“The Leonard woman is back.” In case the show notes did not fully convey the French house’s fresh start after its one-season stint under Maxime Simoens, the soundtrack left no doubt. “It’s a new dawn, it’s a new day, it’s a new life for me, and I’m feeling good,” trilled Nina Simone, as models walked out draped in the house’s signature botanical prints.
Unlike his predecessor, creative director Raffaele Borriello used these archival patterns freely — from the simple yellow-on-black floral silhouettes of the Mikado motif to the lush bamboo foliage of Florida. The goal was the same: Attract a younger, more international customer to the brand, which does the bulk of its business in Asia. But where Simoens brought a certain Parisian chic to the looks, Borriello went for hot Latino glam, hammering home his message with an orgy of thigh-high slits, plunging necklines and sheer fabrics that left little to the imagination.

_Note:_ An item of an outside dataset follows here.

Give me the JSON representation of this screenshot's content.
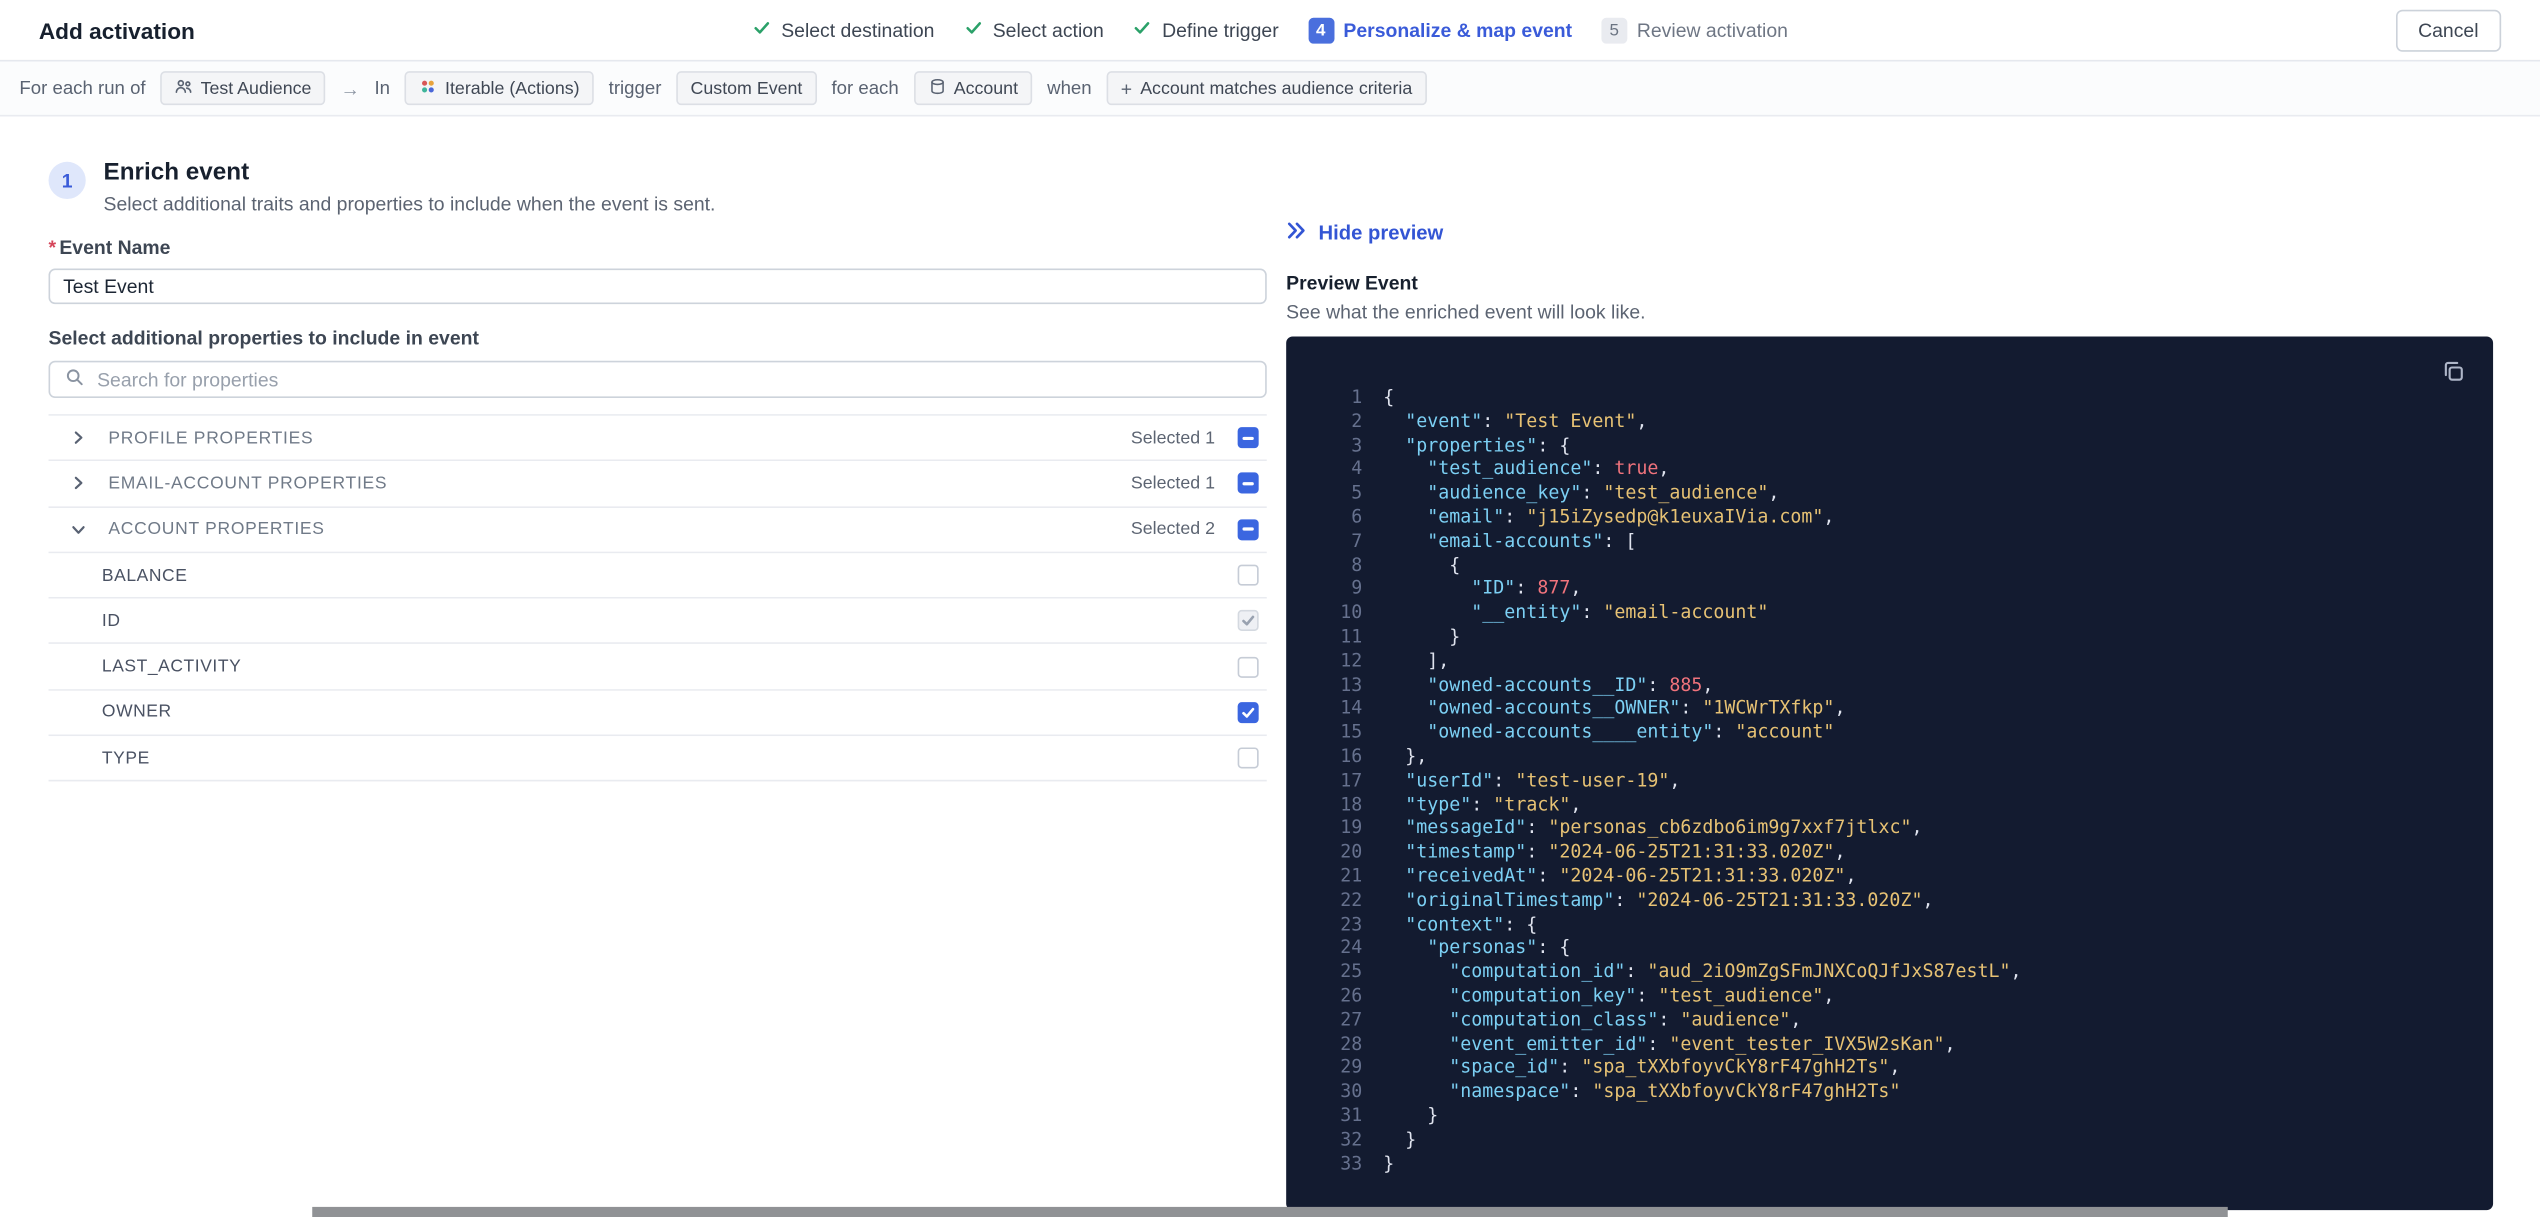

Sharp-shouldered dresses and artfully draped jumpsuits reflected the Italian designer’s ease with both tailoring and flou. By toning it down a notch, he could do himself — and the traditional Leonard customer — a favor.